+++ ENTRIES SUPPLIED
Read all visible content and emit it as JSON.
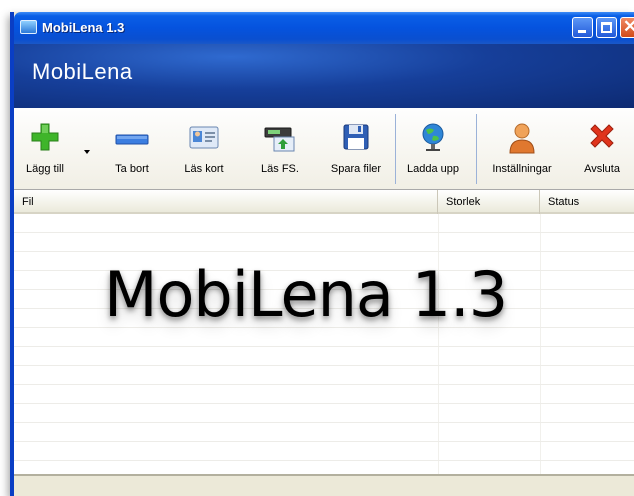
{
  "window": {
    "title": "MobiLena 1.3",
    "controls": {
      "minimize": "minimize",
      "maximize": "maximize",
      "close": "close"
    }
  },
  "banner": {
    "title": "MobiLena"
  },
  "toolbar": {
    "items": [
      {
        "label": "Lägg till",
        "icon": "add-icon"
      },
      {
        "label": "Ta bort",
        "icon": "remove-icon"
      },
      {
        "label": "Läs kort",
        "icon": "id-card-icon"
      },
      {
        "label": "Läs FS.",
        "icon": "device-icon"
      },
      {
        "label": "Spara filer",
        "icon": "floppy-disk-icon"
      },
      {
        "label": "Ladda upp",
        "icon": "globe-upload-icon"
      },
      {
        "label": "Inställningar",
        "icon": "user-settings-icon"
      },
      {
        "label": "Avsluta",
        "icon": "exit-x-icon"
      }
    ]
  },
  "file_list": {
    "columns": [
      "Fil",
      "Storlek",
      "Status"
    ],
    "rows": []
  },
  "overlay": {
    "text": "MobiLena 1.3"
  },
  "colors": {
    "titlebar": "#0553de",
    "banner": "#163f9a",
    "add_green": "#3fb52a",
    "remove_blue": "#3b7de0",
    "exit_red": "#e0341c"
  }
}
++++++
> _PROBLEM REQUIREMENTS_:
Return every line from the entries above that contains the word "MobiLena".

> _FINISHED TASK_:
    "title": "MobiLena 1.3",
    "title": "MobiLena"
    "text": "MobiLena 1.3"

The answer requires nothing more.